Subaru WRX, unveiled at the LA motor show, is “the best-handling WRX ever” due to its stiffened chassis and new technology such as a torque vectoring system.
After teasing the Subaru WRX Concept version at the New York and Frankfurt shows earlier this year, the Japanese manufacturer lifted the covers on the definitive US specification WRX at Los Angeles.
new model – which loses the 20in alloys and lightweight carbonfibre
roof of the concept – affirms Subaru’s intention to prove that it can
still produce appealing performance cars.
Built on a new platform,
the new WRX features a bolder front design and aggressive stance than
its predecessor. The new WRX body structure makes greater use of
high-tensile strength steel than the previous model and features
stiffening elements at key locations.

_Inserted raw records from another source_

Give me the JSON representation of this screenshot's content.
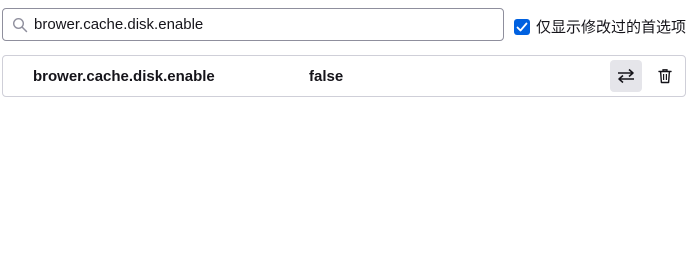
{
  "search": {
    "value": "brower.cache.disk.enable",
    "icon": "search-icon"
  },
  "filter": {
    "label": "仅显示修改过的首选项",
    "checked": true,
    "accent_color": "#0061e0"
  },
  "preferences": [
    {
      "name": "brower.cache.disk.enable",
      "value": "false",
      "toggle_icon": "toggle-arrows-icon",
      "delete_icon": "trash-icon"
    }
  ]
}
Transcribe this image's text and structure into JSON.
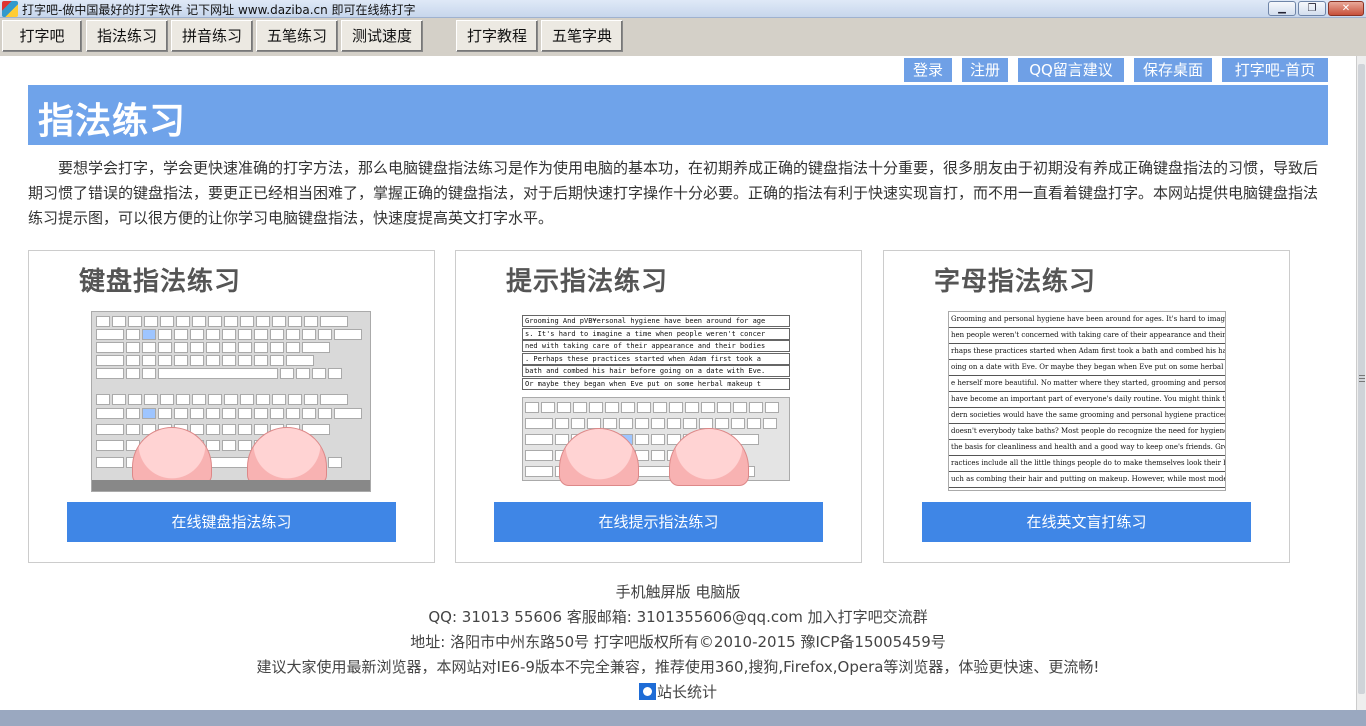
{
  "window": {
    "title": "打字吧-做中国最好的打字软件 记下网址 www.daziba.cn 即可在线练打字",
    "min_symbol": "▁",
    "max_symbol": "❐",
    "close_symbol": "✕"
  },
  "nav": {
    "items": [
      "打字吧",
      "指法练习",
      "拼音练习",
      "五笔练习",
      "测试速度",
      "打字教程",
      "五笔字典"
    ]
  },
  "toplinks": [
    "登录",
    "注册",
    "QQ留言建议",
    "保存桌面",
    "打字吧-首页"
  ],
  "banner": {
    "title": "指法练习"
  },
  "intro": "要想学会打字，学会更快速准确的打字方法，那么电脑键盘指法练习是作为使用电脑的基本功，在初期养成正确的键盘指法十分重要，很多朋友由于初期没有养成正确键盘指法的习惯，导致后期习惯了错误的键盘指法，要更正已经相当困难了，掌握正确的键盘指法，对于后期快速打字操作十分必要。正确的指法有利于快速实现盲打，而不用一直看着键盘打字。本网站提供电脑键盘指法练习提示图，可以很方便的让你学习电脑键盘指法，快速度提高英文打字水平。",
  "cards": [
    {
      "title": "键盘指法练习",
      "button": "在线键盘指法练习"
    },
    {
      "title": "提示指法练习",
      "button": "在线提示指法练习"
    },
    {
      "title": "字母指法练习",
      "button": "在线英文盲打练习"
    }
  ],
  "hint_text_lines": [
    "Grooming And pVB¥ersonal hygiene have been around for age",
    "s. It's hard to imagine a time when people weren't concer",
    "ned with taking care of their appearance and their bodies",
    ". Perhaps these practices started when Adam first took a",
    "bath and combed his hair before going on a date with Eve.",
    " Or maybe they began when Eve put on some herbal makeup t"
  ],
  "letter_text_lines": [
    "Grooming and personal hygiene have been around for ages. It's hard to imagine a time w",
    "hen people weren't concerned with taking care of their appearance and their bodies. Pe",
    "rhaps these practices started when Adam first took a bath and combed his hair before g",
    "oing on a date with Eve. Or maybe they began when Eve put on some herbal makeup to mak",
    "e herself more beautiful. No matter where they started, grooming and personal hygiene",
    "have become an important part of everyone's daily routine. You might think that all mo",
    "dern societies would have the same grooming and personal hygiene practices. After all,",
    "doesn't everybody take baths? Most people do recognize the need for hygiene, which is",
    "the basis for cleanliness and health and a good way to keep one's friends. Grooming p",
    "ractices include all the little things people do to make themselves look their best, s",
    "uch as combing their hair and putting on makeup. However, while most modern people agr"
  ],
  "footer": {
    "line1": "手机触屏版  电脑版",
    "line2": "QQ: 31013 55606 客服邮箱: 3101355606@qq.com 加入打字吧交流群",
    "line3": "地址: 洛阳市中州东路50号 打字吧版权所有©2010-2015 豫ICP备15005459号",
    "line4": "建议大家使用最新浏览器，本网站对IE6-9版本不完全兼容，推荐使用360,搜狗,Firefox,Opera等浏览器，体验更快速、更流畅!",
    "stats": "站长统计"
  }
}
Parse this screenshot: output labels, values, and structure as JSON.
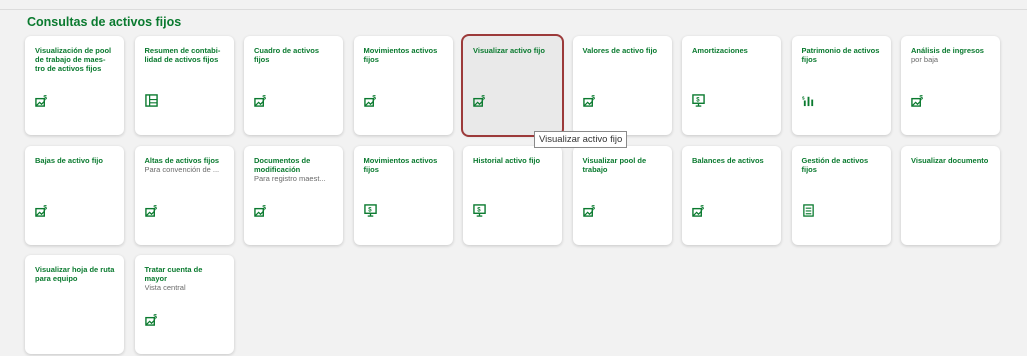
{
  "section": {
    "title": "Consultas de activos fijos"
  },
  "tiles": [
    {
      "title": "Visualización de pool de trabajo de maes-tro de activos fijos",
      "sub": "",
      "icon": "asset-dollar-icon"
    },
    {
      "title": "Resumen de contabi-lidad de activos fijos",
      "sub": "",
      "icon": "ledger-icon"
    },
    {
      "title": "Cuadro de activos fijos",
      "sub": "",
      "icon": "asset-dollar-icon"
    },
    {
      "title": "Movimientos activos fijos",
      "sub": "",
      "icon": "asset-dollar-icon"
    },
    {
      "title": "Visualizar activo fijo",
      "sub": "",
      "icon": "asset-dollar-icon"
    },
    {
      "title": "Valores de activo fijo",
      "sub": "",
      "icon": "asset-dollar-icon"
    },
    {
      "title": "Amortizaciones",
      "sub": "",
      "icon": "monitor-dollar-icon"
    },
    {
      "title": "Patrimonio de activos fijos",
      "sub": "",
      "icon": "dollar-bars-icon"
    },
    {
      "title": "Análisis de ingresos",
      "sub": "por baja",
      "icon": "asset-dollar-icon"
    },
    {
      "title": "Bajas de activo fijo",
      "sub": "",
      "icon": "asset-dollar-icon"
    },
    {
      "title": "Altas de activos fijos",
      "sub": "Para convención de ...",
      "icon": "asset-dollar-icon"
    },
    {
      "title": "Documentos de modificación",
      "sub": "Para registro maest...",
      "icon": "asset-dollar-icon"
    },
    {
      "title": "Movimientos activos fijos",
      "sub": "",
      "icon": "monitor-dollar-icon"
    },
    {
      "title": "Historial activo fijo",
      "sub": "",
      "icon": "monitor-dollar-icon"
    },
    {
      "title": "Visualizar pool de trabajo",
      "sub": "",
      "icon": "asset-dollar-icon"
    },
    {
      "title": "Balances de activos",
      "sub": "",
      "icon": "asset-dollar-icon"
    },
    {
      "title": "Gestión de activos fijos",
      "sub": "",
      "icon": "checklist-icon"
    },
    {
      "title": "Visualizar documento",
      "sub": "",
      "icon": ""
    },
    {
      "title": "Visualizar hoja de ruta para equipo",
      "sub": "",
      "icon": ""
    },
    {
      "title": "Tratar cuenta de mayor",
      "sub": "Vista central",
      "icon": "asset-dollar-icon"
    }
  ],
  "tooltip": {
    "text": "Visualizar activo fijo"
  },
  "colors": {
    "accent": "#0a7a2f",
    "selected_border": "#9c3a3a"
  }
}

About 80 per cent of the
body panels featured on the WRX are exclusive to the model, including
the bonnet, front bumpers, rear doors and quarter panels. The WRX’s
trademark air scoop is now set more deeply into the bonnet to provide
better forward visibility for the driver.
Combined with the new
electronic power steering system and specially tuned suspension, the
stiffer chassis yields improved steering response. The WRX, which is
equipped with 17in wheels and tyres as standard, also features a new,
understeer-reducing torque vectoring system that distributes power to
wheels with the most traction during cornering.
The new WRX is powered by a 2.0-litre, four-cylinder turbocharged boxer engine from the new Subaru Forester, which
produces 264bhp at 5600rpm and 258lb ft between 2000-5200rpm. Power is
sent to all four wheels via a six-speed manual transmission, although a
Sport Lineartronic automatic is available as an option.
equipped with the auto ’box also have a powertrain management system
that allowed the driver to toggle through Intelligent, Sport and Sport
Sharp modes which are tailored to provide either fuel efficiency or more
dynamic gear changes.
The wheelbase of the new WRX is 25mm longer
than its predecessor, a factor that has enabled Subaru to design a
roomier cabin. The windscreen is more raked than before, with the
A-pillar pulled forward nearly 200mm at the base for better forward
visibility, aided by a lower dashboard and narrower A-pillars.
seating hip points, lower side sills and wider-opening doors make it
easier to get into and out of the WRX. Rear seat passengers gain nearly
50mm of legroom and boot space is increased.
Thanks to: Autocar